Uncovering attacker tactics through cloud honeypots
Attackers typically find exposed “secrets” – pieces of sensitive information that allow access to an enterprise cloud environment — in as little as two minutes and, in many cases, begin exploiting them almost instantly, highlighting the urgent need for comprehensive cloud security, according to Orca Security.
Orca’s research was conducted between January and May 2023, beginning with the creation of “honeypots” on nine different cloud environments that simulated misconfigured resources in the cloud to entice attackers.
Cloud environments honeypots
Each contained a secret AWS key. Next, Orca monitored each honeypot to see if and when attackers would take the bait in order to learn what cloud services are targeted most frequently, how long it takes for attackers to access public or easily accessible resources, and how long it takes for attackers to find and use leaked secrets.
“While tactics vary per resource, our research makes one thing clear – if a secret is exposed it will be exploited,” said Bar Kaduri, Cloud Threat Research Team Lead at Orca Security.
“Our research shows that attackers find exposed secrets incredibly quickly and it doesn’t take them long to weaponize them. In this environment, defenders must ensure that their assets are not publicly accessible unless absolutely necessary, and that secrets are properly managed,” Kaduri continued.
While Orca expected attackers to find the honeypots quickly, the research team was still surprised just how quickly some were found and exploited.
Honeypots found and exploited
Vulnerable assets are discovered almost immediately
Misconfigured and vulnerable assets are literally discovered within minutes. Exposed secrets on GitHub, HTTP, and SSH were all discovered in under five minutes. The AWS S3 Buckets were discovered in under one hour.
Time to key usage varies significantly per asset type
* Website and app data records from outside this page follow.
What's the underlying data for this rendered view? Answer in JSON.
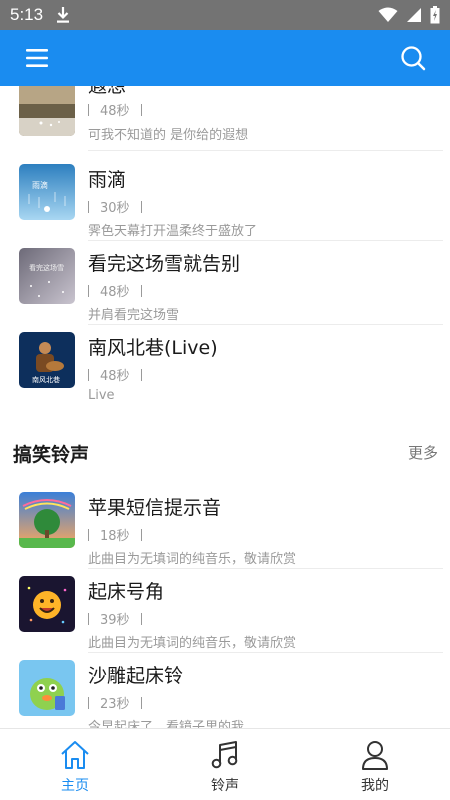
{
  "status_bar": {
    "time": "5:13"
  },
  "colors": {
    "accent": "#1a8cf0",
    "status_bar": "#737373",
    "muted_text": "#9a9a9a"
  },
  "header": {
    "menu_icon": "menu-icon",
    "search_icon": "search-icon"
  },
  "songs_top": [
    {
      "title": "遐想",
      "duration": "48秒",
      "desc": "可我不知道的 是你给的遐想",
      "cover": "landscape-cover"
    },
    {
      "title": "雨滴",
      "duration": "30秒",
      "desc": "霁色天幕打开温柔终于盛放了",
      "cover": "rain-cover"
    },
    {
      "title": "看完这场雪就告别",
      "duration": "48秒",
      "desc": "并肩看完这场雪",
      "cover": "snow-cover"
    },
    {
      "title": "南风北巷(Live)",
      "duration": "48秒",
      "desc": "Live",
      "cover": "guitar-cover"
    }
  ],
  "section": {
    "title": "搞笑铃声",
    "more": "更多"
  },
  "songs_funny": [
    {
      "title": "苹果短信提示音",
      "duration": "18秒",
      "desc": "此曲目为无填词的纯音乐，敬请欣赏",
      "cover": "tree-cover"
    },
    {
      "title": "起床号角",
      "duration": "39秒",
      "desc": "此曲目为无填词的纯音乐，敬请欣赏",
      "cover": "emoji-cover"
    },
    {
      "title": "沙雕起床铃",
      "duration": "23秒",
      "desc": "今早起床了，看镜子里的我",
      "cover": "cartoon-cover"
    }
  ],
  "nav": [
    {
      "label": "主页",
      "icon": "home-icon",
      "active": true
    },
    {
      "label": "铃声",
      "icon": "music-note-icon",
      "active": false
    },
    {
      "label": "我的",
      "icon": "user-icon",
      "active": false
    }
  ]
}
Orca observed key usage on GitHub within two minutes, which means that exposed keys were compromised virtually instantly. The process was slower for other assets; for S3 Buckets, key compromise took approximately eight hours and for Elastic Container Registry the process was nearly four months.
Not all assets are treated equally
The more popular the resource, the easier it is to access, and the more likely it is to contain sensitive information, the more attackers are inclined to do reconnaissance. Certain assets, such as SSH, are highly targeted for malware and cryptomining.
Defenders shouldn’t rely on automated key protection
Apart from GitHub, where the exposed AWS key permissions were immediately locked down, Orca did not detect any automated protection for the other resources tested.
No region is safe
Although 50% of all observed exposed AWS key usage took place in the United States, usage occurred in almost every other region as well, including Canada, APAC, Europe, and South America.
“The differences in attacker tactics depending on resource illustrates the need for defenders to employ tailored defenses for each instance,” said Tohar Braun, Research Technical Lead at Orca Security.
“The report breaks down attack techniques and includes recommended best practices for mitigating the risk of exposed secrets,” Braun concluded.